Where are electric vehicles being sold in the United States?
Electric vehicles are any vehicle that can be plugged in to recharge a battery that provides power to move the vehicle. Two broad classes are battery electric vehicles (BEVs) which only have batteries as their power source and plug-in hybrid electric vehicles (PHEVs) which have an alternative or parallel power source, typically a gasoline engine. PHEVs are built so that when the battery is depleted, the car can still run on gasoline and operate like a hybrid vehicle similar to a regular Toyota Prius (which is not plugged in at all).
Electric vehicles (EVs) have been sold in the US since 2011 (a few commercial models were sold previous to that but not in any significant numbers) and some conversions were also available. Since then, the number of EVs sold has increased pretty significantly. I wanted to look at the distribution of where those vehicles were located. What is interesting is that California accounts for around 50% of the electric vehicles sold in the United States. Other states have lower rates of EV adoption (in some cases much, much lower). There are many reasons for this, including beneficial policies, public awareness, a large number of potential early adopters and a mild climate. Even so, the EV heatmap of California done early shows that sales are mostly limited to the Bay Area, and LA areas.
The map shows data for total electric vehicle sales by state for years 2016, 2017 or 2018 and also the number of EV sales per 1000 licensed drivers (this is all people in the state with a drivers license, not drivers of EVs). If you hover over a state, you can see both data points for that state.
It will be interesting to see how the next generation of electric vehicles continues to improve, lower in price and become more popular with drivers outside of early adopters.

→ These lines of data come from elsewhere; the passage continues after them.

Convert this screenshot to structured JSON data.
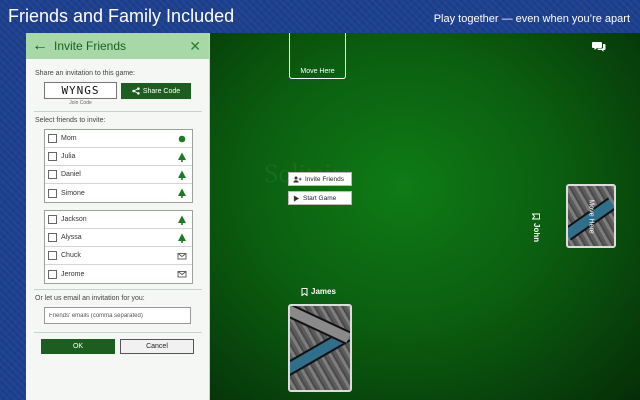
{
  "header": {
    "title": "Friends and Family Included",
    "tagline": "Play together — even when you’re apart"
  },
  "panel": {
    "title": "Invite Friends",
    "back_icon": "arrow-left-icon",
    "close_icon": "close-icon",
    "share_label": "Share an invitation to this game:",
    "join_code": "WYNGS",
    "join_code_caption": "Join Code",
    "share_button": "Share Code",
    "select_label": "Select friends to invite:",
    "friends_group1": [
      {
        "name": "Mom",
        "status": "online-dot"
      },
      {
        "name": "Julia",
        "status": "tree-icon"
      },
      {
        "name": "Daniel",
        "status": "tree-icon"
      },
      {
        "name": "Simone",
        "status": "tree-icon"
      }
    ],
    "friends_group2": [
      {
        "name": "Jackson",
        "status": "tree-icon"
      },
      {
        "name": "Alyssa",
        "status": "tree-icon"
      },
      {
        "name": "Chuck",
        "status": "envelope-icon"
      },
      {
        "name": "Jerome",
        "status": "envelope-icon"
      }
    ],
    "email_label": "Or let us email an invitation for you:",
    "email_placeholder": "Friends' emails (comma separated)",
    "ok_button": "OK",
    "cancel_button": "Cancel",
    "accent_color": "#1b5e20",
    "header_color": "#a8d8a8"
  },
  "game": {
    "move_here_top": "Move Here",
    "invite_button": "Invite Friends",
    "start_button": "Start Game",
    "player_bottom": "James",
    "player_right": "John",
    "move_here_right": "Move Here",
    "table_color": "#0b5f10"
  }
}
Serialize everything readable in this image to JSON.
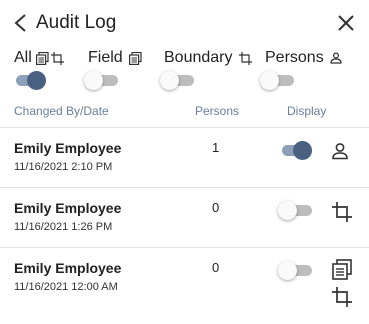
{
  "header": {
    "title": "Audit Log"
  },
  "filters": [
    {
      "label": "All",
      "icons": [
        "field-icon",
        "boundary-icon"
      ],
      "on": true
    },
    {
      "label": "Field",
      "icons": [
        "field-icon"
      ],
      "on": false
    },
    {
      "label": "Boundary",
      "icons": [
        "boundary-icon"
      ],
      "on": false
    },
    {
      "label": "Persons",
      "icons": [
        "person-icon"
      ],
      "on": false
    }
  ],
  "columns": {
    "changed_by": "Changed By/Date",
    "persons": "Persons",
    "display": "Display"
  },
  "rows": [
    {
      "name": "Emily Employee",
      "date": "11/16/2021 2:10 PM",
      "persons": "1",
      "display_on": true,
      "icons": [
        "person-icon"
      ]
    },
    {
      "name": "Emily Employee",
      "date": "11/16/2021 1:26 PM",
      "persons": "0",
      "display_on": false,
      "icons": [
        "boundary-icon"
      ]
    },
    {
      "name": "Emily Employee",
      "date": "11/16/2021 12:00 AM",
      "persons": "0",
      "display_on": false,
      "icons": [
        "field-icon",
        "boundary-icon"
      ]
    }
  ],
  "colors": {
    "accent": "#4a6081",
    "accent_track": "#8ea0b8",
    "header_text": "#6a7f9a"
  }
}
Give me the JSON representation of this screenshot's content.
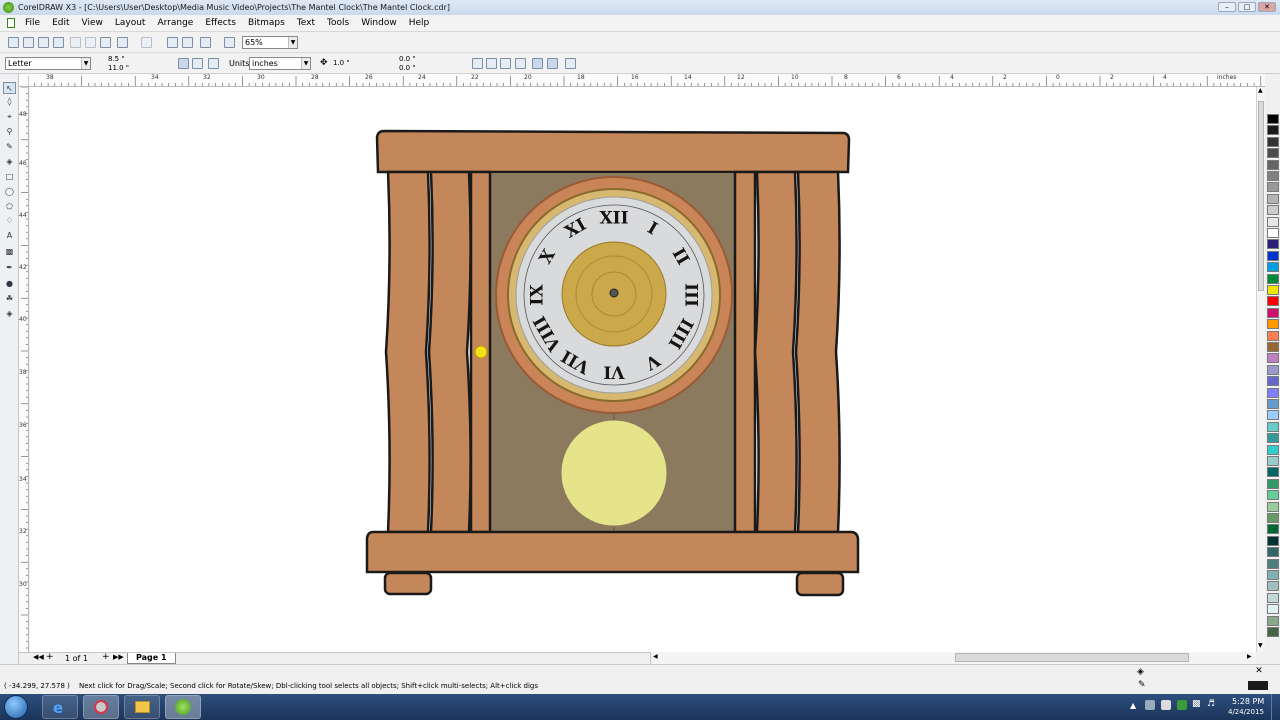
{
  "window": {
    "title": "CorelDRAW X3 - [C:\\Users\\User\\Desktop\\Media Music Video\\Projects\\The Mantel Clock\\The Mantel Clock.cdr]",
    "minimize": "–",
    "maximize": "□",
    "close": "✕"
  },
  "menu": [
    "File",
    "Edit",
    "View",
    "Layout",
    "Arrange",
    "Effects",
    "Bitmaps",
    "Text",
    "Tools",
    "Window",
    "Help"
  ],
  "toolbar": {
    "zoom": "65%"
  },
  "property_bar": {
    "paper_size": "Letter",
    "page_width": "8.5 \"",
    "page_height": "11.0 \"",
    "units_label": "Units:",
    "units_value": "inches",
    "nudge": "1.0 \"",
    "dup_x": "0.0 \"",
    "dup_y": "0.0 \""
  },
  "rulers": {
    "unit": "inches",
    "h_labels": [
      "38",
      "36",
      "34",
      "32",
      "30",
      "28",
      "26",
      "24",
      "22",
      "20",
      "18",
      "16",
      "14",
      "12",
      "10",
      "8",
      "6",
      "4",
      "2",
      "0",
      "2",
      "4"
    ],
    "v_labels": [
      "48",
      "46",
      "44",
      "42",
      "40",
      "38",
      "36",
      "34",
      "32",
      "30"
    ]
  },
  "pages": {
    "counter": "1 of 1",
    "tab": "Page 1"
  },
  "status": {
    "coords": "( -34.299, 27.578 )",
    "hint": "Next click for Drag/Scale; Second click for Rotate/Skew; Dbl-clicking tool selects all objects; Shift+click multi-selects; Alt+click digs"
  },
  "clock": {
    "numerals": [
      "XII",
      "I",
      "II",
      "III",
      "IIII",
      "V",
      "VI",
      "VII",
      "VIII",
      "IX",
      "X",
      "XI"
    ]
  },
  "colors": {
    "wood": "#c4875a",
    "panel": "#8b7a5e",
    "pendulum": "#e6e48a",
    "outline": "#1a1a1a",
    "taskbar": "#1f3c66"
  },
  "palette": [
    "#000000",
    "#1a1a1a",
    "#333333",
    "#4d4d4d",
    "#666666",
    "#808080",
    "#999999",
    "#b3b3b3",
    "#cccccc",
    "#e6e6e6",
    "#ffffff",
    "#2e1f7a",
    "#0033cc",
    "#00a0e0",
    "#008a3c",
    "#f0e600",
    "#ff0000",
    "#d0106f",
    "#ff9900",
    "#ff7f50",
    "#996633",
    "#c080c0",
    "#9999cc",
    "#6666cc",
    "#8080ff",
    "#6699cc",
    "#99ccff",
    "#66cccc",
    "#339999",
    "#33cccc",
    "#99cccc",
    "#006666",
    "#339966",
    "#66cc99",
    "#99cc99",
    "#669966",
    "#006633",
    "#003333",
    "#336666",
    "#4d7f7f",
    "#80b0b0",
    "#a0c0c0",
    "#c0d8d8",
    "#e0f0f0",
    "#88aa88",
    "#446644"
  ],
  "taskbar": {
    "time": "5:28 PM",
    "date": "4/24/2015",
    "apps": [
      "start-button",
      "internet-explorer",
      "coreldraw-alt",
      "file-explorer",
      "coreldraw"
    ]
  }
}
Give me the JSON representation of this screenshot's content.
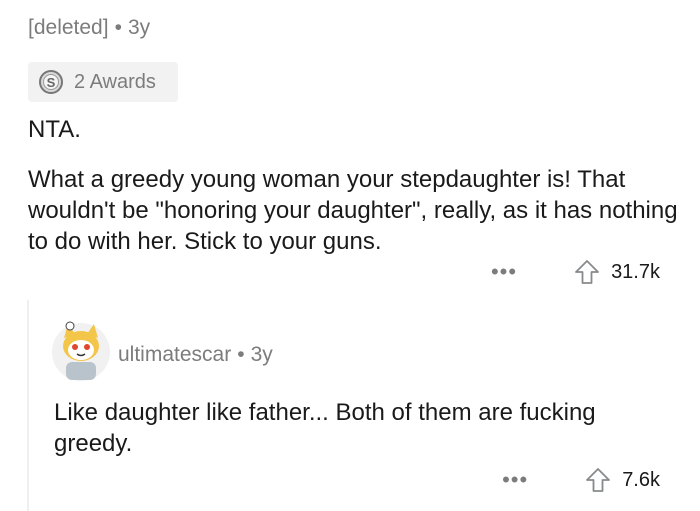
{
  "comment": {
    "author": "[deleted]",
    "age": "3y",
    "awards_label": "2 Awards",
    "verdict": "NTA.",
    "text": "What a greedy young woman your stepdaughter is! That wouldn't be \"honoring your daughter\", really, as it has nothing to do with her. Stick to your guns.",
    "more": "•••",
    "upvotes": "31.7k"
  },
  "reply": {
    "author": "ultimatescar",
    "age": "3y",
    "text": "Like daughter like father... Both of them are fucking greedy.",
    "more": "•••",
    "upvotes": "7.6k"
  },
  "separator": "•"
}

Click here to see other Energy-Related visualizations
Data and Tools:
3 Comments »